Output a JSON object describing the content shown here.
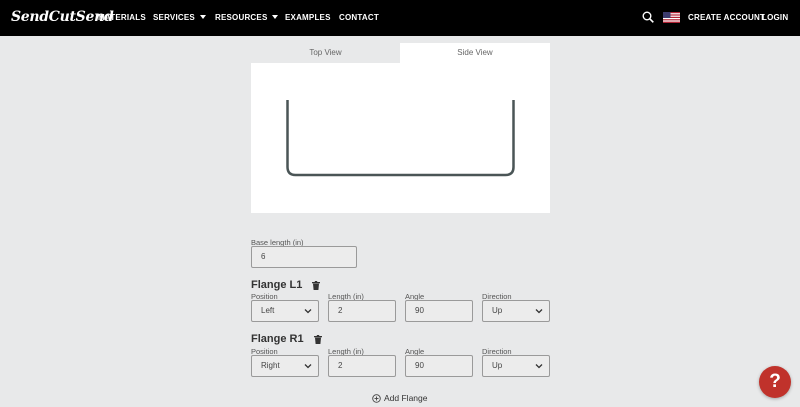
{
  "header": {
    "logo": "SendCutSend",
    "nav": [
      {
        "label": "MATERIALS",
        "dropdown": false
      },
      {
        "label": "SERVICES",
        "dropdown": true
      },
      {
        "label": "RESOURCES",
        "dropdown": true
      },
      {
        "label": "EXAMPLES",
        "dropdown": false
      },
      {
        "label": "CONTACT",
        "dropdown": false
      }
    ],
    "search_icon": "search-icon",
    "flag_icon": "us-flag-icon",
    "create_account": "CREATE ACCOUNT",
    "login": "LOGIN"
  },
  "view_tabs": {
    "top": "Top View",
    "side": "Side View",
    "selected": "Side View"
  },
  "base": {
    "label": "Base length (in)",
    "value": "6"
  },
  "flanges": [
    {
      "title": "Flange L1",
      "position_label": "Position",
      "position": "Left",
      "length_label": "Length (in)",
      "length": "2",
      "angle_label": "Angle",
      "angle": "90",
      "direction_label": "Direction",
      "direction": "Up"
    },
    {
      "title": "Flange R1",
      "position_label": "Position",
      "position": "Right",
      "length_label": "Length (in)",
      "length": "2",
      "angle_label": "Angle",
      "angle": "90",
      "direction_label": "Direction",
      "direction": "Up"
    }
  ],
  "add_flange": "Add Flange",
  "help": "?",
  "colors": {
    "nav_bg": "#000000",
    "page_bg": "#e8e9ea",
    "help_button": "#c0322b",
    "part_stroke": "#4a5556"
  }
}
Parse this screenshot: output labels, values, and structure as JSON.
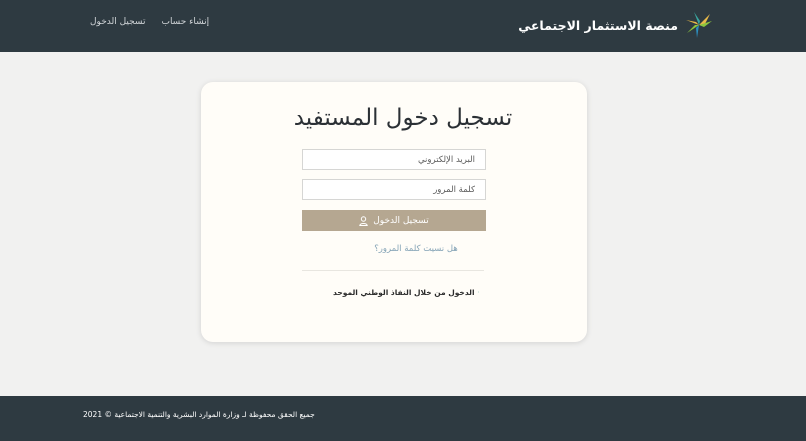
{
  "header": {
    "brand_name": "منصة الاستثمار الاجتماعي",
    "logo_icon": "palm-star-logo",
    "nav": {
      "login_label": "تسجيل الدخول",
      "register_label": "إنشاء حساب"
    }
  },
  "login_card": {
    "title": "تسجيل دخول المستفيد",
    "email_placeholder": "البريد الإلكتروني",
    "password_placeholder": "كلمة المرور",
    "login_button_label": "تسجيل الدخول",
    "login_button_icon": "user-icon",
    "forgot_password_label": "هل نسيت كلمة المرور؟",
    "nafath_label": "الدخول من خلال النفاذ الوطني الموحد",
    "nafath_icon": "nafath-logo-icon"
  },
  "footer": {
    "copyright": "جميع الحقق محفوظة لـ وزارة الموارد البشرية والتنمية الاجتماعية © 2021"
  },
  "colors": {
    "header_bg": "#2e3a41",
    "footer_bg": "#2e3a41",
    "button_bg": "#b5a791",
    "link": "#84a3b6",
    "page_bg": "#f1f1f0",
    "card_bg": "#fffdf8"
  }
}
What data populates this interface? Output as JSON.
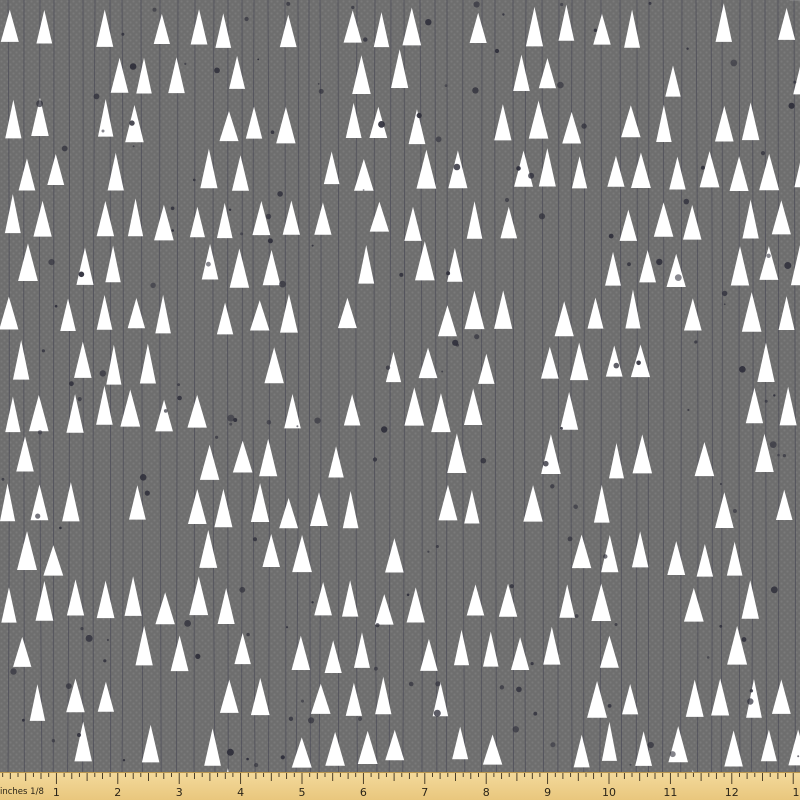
{
  "fabric": {
    "background_color": "#6e6e6e",
    "weave_color": "#7a7a7a",
    "line_color": "#4a4a55",
    "triangle_color": "#ffffff",
    "speckle_color": "#2e2e3a",
    "motif": "white triangles with thin vertical lines and dark speckles on gray woven texture"
  },
  "ruler": {
    "unit_label": "inches 1/8",
    "numbers": [
      "1",
      "2",
      "3",
      "4",
      "5",
      "6",
      "7",
      "8",
      "9",
      "10",
      "11",
      "12",
      "1"
    ],
    "color": "#efd08c",
    "tick_color": "#3a2f1d"
  }
}
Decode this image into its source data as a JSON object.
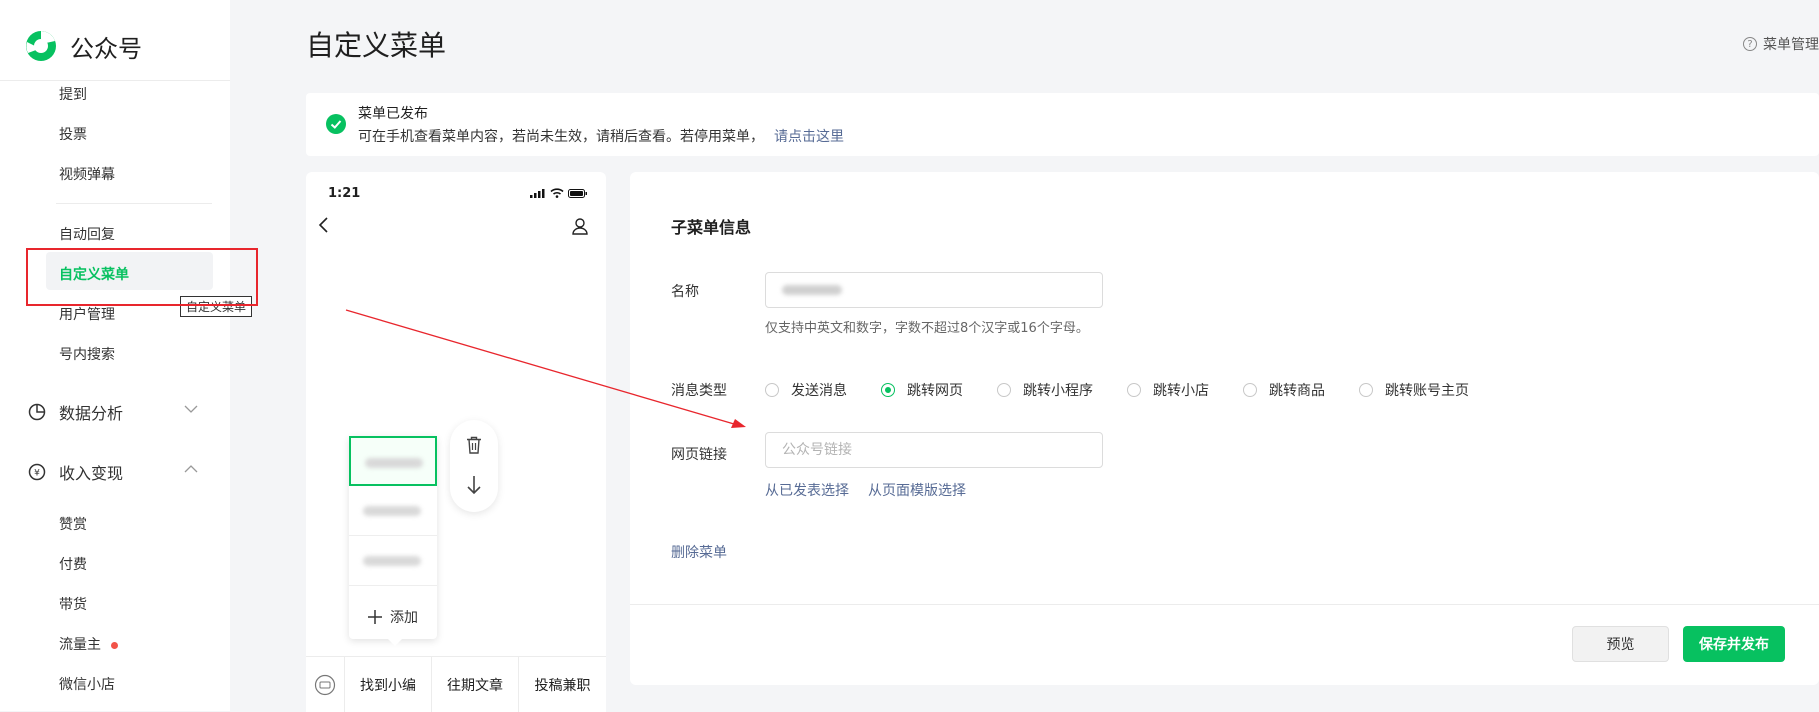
{
  "brand": {
    "name": "公众号"
  },
  "sidebar": {
    "items_top": [
      {
        "label": "提到"
      },
      {
        "label": "投票"
      },
      {
        "label": "视频弹幕"
      }
    ],
    "items_mid": [
      {
        "label": "自动回复"
      },
      {
        "label": "自定义菜单",
        "active": true
      },
      {
        "label": "用户管理"
      },
      {
        "label": "号内搜索"
      }
    ],
    "groups": [
      {
        "label": "数据分析",
        "expanded": false
      },
      {
        "label": "收入变现",
        "expanded": true
      }
    ],
    "items_bottom": [
      {
        "label": "赞赏"
      },
      {
        "label": "付费"
      },
      {
        "label": "带货"
      },
      {
        "label": "流量主",
        "badge_dot": true
      },
      {
        "label": "微信小店"
      }
    ],
    "tooltip": "自定义菜单"
  },
  "header": {
    "title": "自定义菜单",
    "help_link": "菜单管理"
  },
  "notice": {
    "title": "菜单已发布",
    "desc": "可在手机查看菜单内容，若尚未生效，请稍后查看。若停用菜单，",
    "link": "请点击这里"
  },
  "phone": {
    "time": "1:21",
    "submenu_add": "添加",
    "bottom_menu": [
      "找到小编",
      "往期文章",
      "投稿兼职"
    ]
  },
  "form": {
    "section_title": "子菜单信息",
    "name_label": "名称",
    "name_hint": "仅支持中英文和数字，字数不超过8个汉字或16个字母。",
    "type_label": "消息类型",
    "types": [
      {
        "label": "发送消息",
        "checked": false
      },
      {
        "label": "跳转网页",
        "checked": true
      },
      {
        "label": "跳转小程序",
        "checked": false
      },
      {
        "label": "跳转小店",
        "checked": false
      },
      {
        "label": "跳转商品",
        "checked": false
      },
      {
        "label": "跳转账号主页",
        "checked": false
      }
    ],
    "url_label": "网页链接",
    "url_placeholder": "公众号链接",
    "select_published": "从已发表选择",
    "select_template": "从页面模版选择",
    "delete_menu": "删除菜单",
    "preview_btn": "预览",
    "publish_btn": "保存并发布"
  },
  "colors": {
    "brand_green": "#07c160",
    "link_blue": "#576b95",
    "annotation_red": "#e8262d"
  }
}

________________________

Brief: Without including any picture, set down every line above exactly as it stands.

Result of the task:
Output a JSON object describing the content shown here.
{
  "header": {
    "logo": "SendCutSend",
    "nav": [
      {
        "label": "MATERIALS",
        "dropdown": false
      },
      {
        "label": "SERVICES",
        "dropdown": true
      },
      {
        "label": "RESOURCES",
        "dropdown": true
      },
      {
        "label": "EXAMPLES",
        "dropdown": false
      },
      {
        "label": "CONTACT",
        "dropdown": false
      }
    ],
    "search_icon": "search-icon",
    "flag_icon": "us-flag-icon",
    "create_account": "CREATE ACCOUNT",
    "login": "LOGIN"
  },
  "view_tabs": {
    "top": "Top View",
    "side": "Side View",
    "selected": "Side View"
  },
  "base": {
    "label": "Base length (in)",
    "value": "6"
  },
  "flanges": [
    {
      "title": "Flange L1",
      "position_label": "Position",
      "position": "Left",
      "length_label": "Length (in)",
      "length": "2",
      "angle_label": "Angle",
      "angle": "90",
      "direction_label": "Direction",
      "direction": "Up"
    },
    {
      "title": "Flange R1",
      "position_label": "Position",
      "position": "Right",
      "length_label": "Length (in)",
      "length": "2",
      "angle_label": "Angle",
      "angle": "90",
      "direction_label": "Direction",
      "direction": "Up"
    }
  ],
  "add_flange": "Add Flange",
  "help": "?",
  "colors": {
    "nav_bg": "#000000",
    "page_bg": "#e8e9ea",
    "help_button": "#c0322b",
    "part_stroke": "#4a5556"
  }
}
Parse this screenshot: output labels, values, and structure as JSON.
{
  "header": {
    "brand_name": "منصة الاستثمار الاجتماعي",
    "logo_icon": "palm-star-logo",
    "nav": {
      "login_label": "تسجيل الدخول",
      "register_label": "إنشاء حساب"
    }
  },
  "login_card": {
    "title": "تسجيل دخول المستفيد",
    "email_placeholder": "البريد الإلكتروني",
    "password_placeholder": "كلمة المرور",
    "login_button_label": "تسجيل الدخول",
    "login_button_icon": "user-icon",
    "forgot_password_label": "هل نسيت كلمة المرور؟",
    "nafath_label": "الدخول من خلال النفاذ الوطني الموحد",
    "nafath_icon": "nafath-logo-icon"
  },
  "footer": {
    "copyright": "جميع الحقق محفوظة لـ وزارة الموارد البشرية والتنمية الاجتماعية © 2021"
  },
  "colors": {
    "header_bg": "#2e3a41",
    "footer_bg": "#2e3a41",
    "button_bg": "#b5a791",
    "link": "#84a3b6",
    "page_bg": "#f1f1f0",
    "card_bg": "#fffdf8"
  }
}
What data populates this interface? Output as JSON.
{
  "fabric": {
    "background_color": "#6e6e6e",
    "weave_color": "#7a7a7a",
    "line_color": "#4a4a55",
    "triangle_color": "#ffffff",
    "speckle_color": "#2e2e3a",
    "motif": "white triangles with thin vertical lines and dark speckles on gray woven texture"
  },
  "ruler": {
    "unit_label": "inches 1/8",
    "numbers": [
      "1",
      "2",
      "3",
      "4",
      "5",
      "6",
      "7",
      "8",
      "9",
      "10",
      "11",
      "12",
      "1"
    ],
    "color": "#efd08c",
    "tick_color": "#3a2f1d"
  }
}
Decode this image into its source data as a JSON object.
{
  "brand": {
    "name": "公众号"
  },
  "sidebar": {
    "items_top": [
      {
        "label": "提到"
      },
      {
        "label": "投票"
      },
      {
        "label": "视频弹幕"
      }
    ],
    "items_mid": [
      {
        "label": "自动回复"
      },
      {
        "label": "自定义菜单",
        "active": true
      },
      {
        "label": "用户管理"
      },
      {
        "label": "号内搜索"
      }
    ],
    "groups": [
      {
        "label": "数据分析",
        "expanded": false
      },
      {
        "label": "收入变现",
        "expanded": true
      }
    ],
    "items_bottom": [
      {
        "label": "赞赏"
      },
      {
        "label": "付费"
      },
      {
        "label": "带货"
      },
      {
        "label": "流量主",
        "badge_dot": true
      },
      {
        "label": "微信小店"
      }
    ],
    "tooltip": "自定义菜单"
  },
  "header": {
    "title": "自定义菜单",
    "help_link": "菜单管理"
  },
  "notice": {
    "title": "菜单已发布",
    "desc": "可在手机查看菜单内容，若尚未生效，请稍后查看。若停用菜单，",
    "link": "请点击这里"
  },
  "phone": {
    "time": "1:21",
    "submenu_add": "添加",
    "bottom_menu": [
      "找到小编",
      "往期文章",
      "投稿兼职"
    ]
  },
  "form": {
    "section_title": "子菜单信息",
    "name_label": "名称",
    "name_hint": "仅支持中英文和数字，字数不超过8个汉字或16个字母。",
    "type_label": "消息类型",
    "types": [
      {
        "label": "发送消息",
        "checked": false
      },
      {
        "label": "跳转网页",
        "checked": true
      },
      {
        "label": "跳转小程序",
        "checked": false
      },
      {
        "label": "跳转小店",
        "checked": false
      },
      {
        "label": "跳转商品",
        "checked": false
      },
      {
        "label": "跳转账号主页",
        "checked": false
      }
    ],
    "url_label": "网页链接",
    "url_placeholder": "公众号链接",
    "select_published": "从已发表选择",
    "select_template": "从页面模版选择",
    "delete_menu": "删除菜单",
    "preview_btn": "预览",
    "publish_btn": "保存并发布"
  },
  "colors": {
    "brand_green": "#07c160",
    "link_blue": "#576b95",
    "annotation_red": "#e8262d"
  }
}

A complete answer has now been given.